### Assignment
Could the data below be copied exactly, minus the pictures?

Dataset items:
---+---

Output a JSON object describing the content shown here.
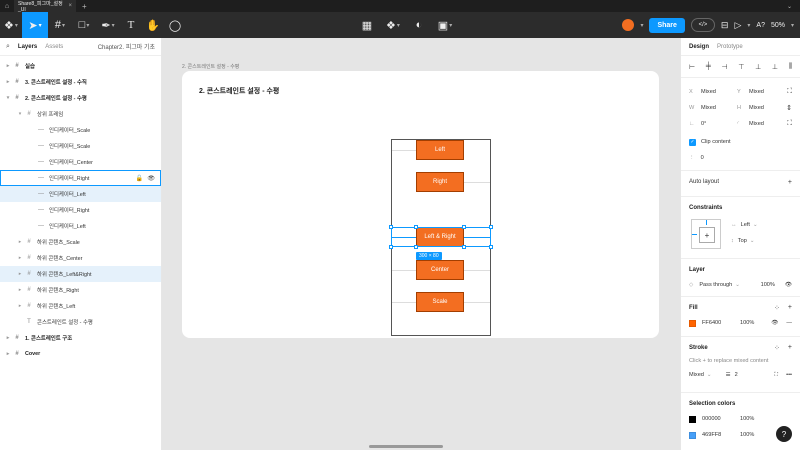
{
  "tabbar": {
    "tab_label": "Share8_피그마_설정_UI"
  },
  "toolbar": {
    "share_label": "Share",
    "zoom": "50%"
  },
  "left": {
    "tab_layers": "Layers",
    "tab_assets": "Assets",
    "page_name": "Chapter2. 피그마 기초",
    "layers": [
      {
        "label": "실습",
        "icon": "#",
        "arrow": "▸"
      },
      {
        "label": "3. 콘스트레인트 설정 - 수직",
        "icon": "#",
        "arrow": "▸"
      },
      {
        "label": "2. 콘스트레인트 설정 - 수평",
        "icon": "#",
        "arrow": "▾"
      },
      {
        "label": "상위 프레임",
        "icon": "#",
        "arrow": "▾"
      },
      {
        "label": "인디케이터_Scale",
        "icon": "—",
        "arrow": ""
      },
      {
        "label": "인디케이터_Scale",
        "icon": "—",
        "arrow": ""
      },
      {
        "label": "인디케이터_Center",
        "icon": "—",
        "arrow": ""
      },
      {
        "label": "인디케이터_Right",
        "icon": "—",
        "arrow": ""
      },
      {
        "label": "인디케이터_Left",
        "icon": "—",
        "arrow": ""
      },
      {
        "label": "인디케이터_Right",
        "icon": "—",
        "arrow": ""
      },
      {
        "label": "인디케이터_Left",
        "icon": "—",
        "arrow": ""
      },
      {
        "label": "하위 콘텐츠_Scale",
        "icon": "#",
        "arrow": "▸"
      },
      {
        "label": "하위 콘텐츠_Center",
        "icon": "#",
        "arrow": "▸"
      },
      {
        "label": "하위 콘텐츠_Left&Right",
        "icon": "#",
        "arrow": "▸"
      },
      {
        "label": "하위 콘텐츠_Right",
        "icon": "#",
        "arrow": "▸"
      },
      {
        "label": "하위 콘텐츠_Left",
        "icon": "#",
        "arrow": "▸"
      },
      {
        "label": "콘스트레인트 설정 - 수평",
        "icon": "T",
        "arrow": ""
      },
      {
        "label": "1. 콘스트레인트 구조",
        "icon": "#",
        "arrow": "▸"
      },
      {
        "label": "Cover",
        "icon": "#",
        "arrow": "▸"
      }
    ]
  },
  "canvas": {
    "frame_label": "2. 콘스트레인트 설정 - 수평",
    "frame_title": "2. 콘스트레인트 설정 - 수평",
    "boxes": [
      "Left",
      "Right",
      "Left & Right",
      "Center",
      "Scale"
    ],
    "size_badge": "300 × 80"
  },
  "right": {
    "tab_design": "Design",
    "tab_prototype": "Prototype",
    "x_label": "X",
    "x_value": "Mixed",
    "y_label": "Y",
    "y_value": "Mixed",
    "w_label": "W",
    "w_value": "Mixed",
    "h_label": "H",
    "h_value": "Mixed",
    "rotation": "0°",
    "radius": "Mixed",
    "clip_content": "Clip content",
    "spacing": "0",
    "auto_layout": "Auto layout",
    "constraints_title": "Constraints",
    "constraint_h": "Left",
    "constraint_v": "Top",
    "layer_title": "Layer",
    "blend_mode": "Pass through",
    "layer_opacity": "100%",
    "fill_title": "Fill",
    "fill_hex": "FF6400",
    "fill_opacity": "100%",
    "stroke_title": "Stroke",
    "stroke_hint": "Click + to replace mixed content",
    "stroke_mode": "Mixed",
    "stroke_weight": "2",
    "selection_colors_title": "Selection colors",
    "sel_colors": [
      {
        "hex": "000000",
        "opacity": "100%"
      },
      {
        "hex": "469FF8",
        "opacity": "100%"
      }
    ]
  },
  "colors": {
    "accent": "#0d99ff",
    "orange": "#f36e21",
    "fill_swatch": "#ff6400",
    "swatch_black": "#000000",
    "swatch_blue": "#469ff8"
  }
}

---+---

### Task response
Output a JSON object describing the content shown here.
{
  "tabbar": {
    "tab_label": "Share8_피그마_설정_UI"
  },
  "toolbar": {
    "share_label": "Share",
    "zoom": "50%"
  },
  "left": {
    "tab_layers": "Layers",
    "tab_assets": "Assets",
    "page_name": "Chapter2. 피그마 기초",
    "layers": [
      {
        "label": "실습",
        "icon": "#",
        "arrow": "▸"
      },
      {
        "label": "3. 콘스트레인트 설정 - 수직",
        "icon": "#",
        "arrow": "▸"
      },
      {
        "label": "2. 콘스트레인트 설정 - 수평",
        "icon": "#",
        "arrow": "▾"
      },
      {
        "label": "상위 프레임",
        "icon": "#",
        "arrow": "▾"
      },
      {
        "label": "인디케이터_Scale",
        "icon": "—",
        "arrow": ""
      },
      {
        "label": "인디케이터_Scale",
        "icon": "—",
        "arrow": ""
      },
      {
        "label": "인디케이터_Center",
        "icon": "—",
        "arrow": ""
      },
      {
        "label": "인디케이터_Right",
        "icon": "—",
        "arrow": ""
      },
      {
        "label": "인디케이터_Left",
        "icon": "—",
        "arrow": ""
      },
      {
        "label": "인디케이터_Right",
        "icon": "—",
        "arrow": ""
      },
      {
        "label": "인디케이터_Left",
        "icon": "—",
        "arrow": ""
      },
      {
        "label": "하위 콘텐츠_Scale",
        "icon": "#",
        "arrow": "▸"
      },
      {
        "label": "하위 콘텐츠_Center",
        "icon": "#",
        "arrow": "▸"
      },
      {
        "label": "하위 콘텐츠_Left&Right",
        "icon": "#",
        "arrow": "▸"
      },
      {
        "label": "하위 콘텐츠_Right",
        "icon": "#",
        "arrow": "▸"
      },
      {
        "label": "하위 콘텐츠_Left",
        "icon": "#",
        "arrow": "▸"
      },
      {
        "label": "콘스트레인트 설정 - 수평",
        "icon": "T",
        "arrow": ""
      },
      {
        "label": "1. 콘스트레인트 구조",
        "icon": "#",
        "arrow": "▸"
      },
      {
        "label": "Cover",
        "icon": "#",
        "arrow": "▸"
      }
    ]
  },
  "canvas": {
    "frame_label": "2. 콘스트레인트 설정 - 수평",
    "frame_title": "2. 콘스트레인트 설정 - 수평",
    "boxes": [
      "Left",
      "Right",
      "Left & Right",
      "Center",
      "Scale"
    ],
    "size_badge": "300 × 80"
  },
  "right": {
    "tab_design": "Design",
    "tab_prototype": "Prototype",
    "x_label": "X",
    "x_value": "Mixed",
    "y_label": "Y",
    "y_value": "Mixed",
    "w_label": "W",
    "w_value": "Mixed",
    "h_label": "H",
    "h_value": "Mixed",
    "rotation": "0°",
    "radius": "Mixed",
    "clip_content": "Clip content",
    "spacing": "0",
    "auto_layout": "Auto layout",
    "constraints_title": "Constraints",
    "constraint_h": "Left",
    "constraint_v": "Top",
    "layer_title": "Layer",
    "blend_mode": "Pass through",
    "layer_opacity": "100%",
    "fill_title": "Fill",
    "fill_hex": "FF6400",
    "fill_opacity": "100%",
    "stroke_title": "Stroke",
    "stroke_hint": "Click + to replace mixed content",
    "stroke_mode": "Mixed",
    "stroke_weight": "2",
    "selection_colors_title": "Selection colors",
    "sel_colors": [
      {
        "hex": "000000",
        "opacity": "100%"
      },
      {
        "hex": "469FF8",
        "opacity": "100%"
      }
    ]
  },
  "colors": {
    "accent": "#0d99ff",
    "orange": "#f36e21",
    "fill_swatch": "#ff6400",
    "swatch_black": "#000000",
    "swatch_blue": "#469ff8"
  }
}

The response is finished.